    Another update on this story: On Tuesday, Jan. 25, Charlotte Observer Editor Rick Thames published an apology and pledged that the paper would not send emails to citizens whose names are on the public email lists.

  • Matt Schafer

    Seriously, how is this different from getting access to sign in sheets at city council meetings?

  • Anonymous

    Here’s additional coverage:

    Jan. 24, 2011,, “Update: Editor says Observer may decide not to send emails.”

    Jan. 21. 2011, – “Town puzzles over Observer’s request for citizen emails.”

    Jan. 21, 2011, WFAE-FM/, “Observer taps city, county email distribution lists.” – WFAE’s Julie Rose reports on the issue.

  • P

    This is ABSOLUTELY outside the intent of the FOIA. The Charlotte Observer should be ashamed. Its clear that this information will be used in an attempt to boost circulation or online readership.
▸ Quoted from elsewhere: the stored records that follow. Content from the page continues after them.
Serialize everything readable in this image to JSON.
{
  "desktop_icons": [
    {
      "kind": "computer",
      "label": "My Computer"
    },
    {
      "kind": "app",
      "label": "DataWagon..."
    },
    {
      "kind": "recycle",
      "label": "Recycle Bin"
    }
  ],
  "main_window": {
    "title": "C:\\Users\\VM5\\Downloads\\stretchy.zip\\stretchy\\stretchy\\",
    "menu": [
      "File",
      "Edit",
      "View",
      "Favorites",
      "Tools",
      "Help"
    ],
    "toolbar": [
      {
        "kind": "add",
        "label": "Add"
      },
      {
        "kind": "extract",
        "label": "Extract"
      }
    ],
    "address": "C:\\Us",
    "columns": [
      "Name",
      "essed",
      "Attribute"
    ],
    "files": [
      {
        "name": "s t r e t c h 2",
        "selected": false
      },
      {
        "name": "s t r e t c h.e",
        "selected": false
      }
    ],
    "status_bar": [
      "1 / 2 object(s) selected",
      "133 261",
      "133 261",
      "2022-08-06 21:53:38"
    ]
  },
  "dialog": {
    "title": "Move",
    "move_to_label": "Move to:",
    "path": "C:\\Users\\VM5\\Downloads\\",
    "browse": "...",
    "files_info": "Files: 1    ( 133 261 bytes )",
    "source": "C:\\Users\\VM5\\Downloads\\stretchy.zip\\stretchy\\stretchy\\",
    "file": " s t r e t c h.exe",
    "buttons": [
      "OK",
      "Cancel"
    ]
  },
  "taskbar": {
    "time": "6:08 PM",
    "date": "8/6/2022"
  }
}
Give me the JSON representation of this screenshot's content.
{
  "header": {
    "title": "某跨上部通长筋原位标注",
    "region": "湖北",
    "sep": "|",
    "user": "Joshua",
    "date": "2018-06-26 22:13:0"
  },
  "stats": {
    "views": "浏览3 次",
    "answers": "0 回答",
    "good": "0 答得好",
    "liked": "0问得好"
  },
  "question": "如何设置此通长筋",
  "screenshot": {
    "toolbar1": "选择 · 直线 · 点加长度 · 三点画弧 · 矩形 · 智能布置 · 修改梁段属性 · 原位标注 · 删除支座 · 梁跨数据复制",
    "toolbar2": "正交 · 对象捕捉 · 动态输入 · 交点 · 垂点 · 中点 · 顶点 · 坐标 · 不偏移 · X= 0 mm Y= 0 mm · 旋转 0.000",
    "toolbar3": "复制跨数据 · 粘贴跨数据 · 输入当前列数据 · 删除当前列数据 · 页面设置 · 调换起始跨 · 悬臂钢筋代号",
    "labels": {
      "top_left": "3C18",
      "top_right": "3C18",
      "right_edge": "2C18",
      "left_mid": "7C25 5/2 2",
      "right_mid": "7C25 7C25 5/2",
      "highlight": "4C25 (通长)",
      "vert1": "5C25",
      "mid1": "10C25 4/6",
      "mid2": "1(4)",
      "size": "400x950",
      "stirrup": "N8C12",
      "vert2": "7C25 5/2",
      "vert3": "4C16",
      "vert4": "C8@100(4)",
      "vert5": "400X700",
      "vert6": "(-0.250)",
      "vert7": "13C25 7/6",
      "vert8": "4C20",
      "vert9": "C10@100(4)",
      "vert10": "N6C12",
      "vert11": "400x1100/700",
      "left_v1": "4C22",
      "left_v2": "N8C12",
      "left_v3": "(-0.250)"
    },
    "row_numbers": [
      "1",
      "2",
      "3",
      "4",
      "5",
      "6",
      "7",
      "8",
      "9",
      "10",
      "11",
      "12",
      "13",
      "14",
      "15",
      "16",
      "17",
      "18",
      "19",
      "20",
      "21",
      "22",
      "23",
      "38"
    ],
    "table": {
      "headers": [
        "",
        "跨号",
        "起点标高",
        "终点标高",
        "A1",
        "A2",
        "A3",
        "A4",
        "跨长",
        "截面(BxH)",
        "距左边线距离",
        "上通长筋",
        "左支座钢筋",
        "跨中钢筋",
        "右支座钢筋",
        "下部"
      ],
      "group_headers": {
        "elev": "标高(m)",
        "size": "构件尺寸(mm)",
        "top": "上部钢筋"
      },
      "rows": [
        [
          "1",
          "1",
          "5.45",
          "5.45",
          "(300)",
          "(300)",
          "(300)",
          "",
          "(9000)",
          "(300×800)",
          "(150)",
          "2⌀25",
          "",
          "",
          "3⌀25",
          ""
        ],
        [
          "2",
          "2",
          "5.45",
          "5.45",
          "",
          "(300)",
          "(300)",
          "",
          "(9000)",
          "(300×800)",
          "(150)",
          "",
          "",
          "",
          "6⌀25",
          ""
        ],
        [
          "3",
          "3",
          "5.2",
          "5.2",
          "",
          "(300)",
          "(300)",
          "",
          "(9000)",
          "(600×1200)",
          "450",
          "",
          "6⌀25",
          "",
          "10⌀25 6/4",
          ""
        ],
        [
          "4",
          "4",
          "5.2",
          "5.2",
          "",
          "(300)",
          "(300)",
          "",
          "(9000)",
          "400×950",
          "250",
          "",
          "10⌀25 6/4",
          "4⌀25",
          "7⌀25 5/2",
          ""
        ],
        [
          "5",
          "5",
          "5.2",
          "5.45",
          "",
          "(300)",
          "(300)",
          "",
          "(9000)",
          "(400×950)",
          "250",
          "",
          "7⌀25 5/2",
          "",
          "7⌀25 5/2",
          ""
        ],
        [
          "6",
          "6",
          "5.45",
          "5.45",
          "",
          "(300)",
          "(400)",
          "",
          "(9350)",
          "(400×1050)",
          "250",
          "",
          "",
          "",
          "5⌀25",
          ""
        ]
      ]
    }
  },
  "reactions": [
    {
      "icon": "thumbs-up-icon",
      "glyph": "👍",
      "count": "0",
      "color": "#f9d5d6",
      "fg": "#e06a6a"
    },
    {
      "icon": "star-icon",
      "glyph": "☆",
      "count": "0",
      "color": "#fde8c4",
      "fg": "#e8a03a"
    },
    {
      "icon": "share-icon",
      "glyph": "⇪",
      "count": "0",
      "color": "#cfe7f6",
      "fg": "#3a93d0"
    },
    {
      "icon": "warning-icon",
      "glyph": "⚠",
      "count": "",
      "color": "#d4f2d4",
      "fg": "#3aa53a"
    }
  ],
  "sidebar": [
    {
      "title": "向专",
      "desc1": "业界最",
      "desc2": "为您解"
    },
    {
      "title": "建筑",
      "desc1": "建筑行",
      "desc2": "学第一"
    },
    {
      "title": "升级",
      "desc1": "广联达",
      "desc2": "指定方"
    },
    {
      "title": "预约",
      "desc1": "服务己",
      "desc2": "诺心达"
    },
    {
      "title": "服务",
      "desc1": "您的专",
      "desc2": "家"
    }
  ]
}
Not surprised considering the recent trajectory of this paper, but still…amazing.

  • Anonymous

    Despite sounding like a ridiculous use of public records law (I have no idea how having an email list will serve the public good), the privacy policy of the Charlotte states the following:

    “Under current North Carolina law, these email lists are public records and we must provide them to anyone who makes a public records request, except to the extent they contain public enterprise billing information or other information protected from disclosure by law.”

    If the Charlotte paper were to use the email list to send emails that weren’t requested, it would be a violation of federal spam laws anyway.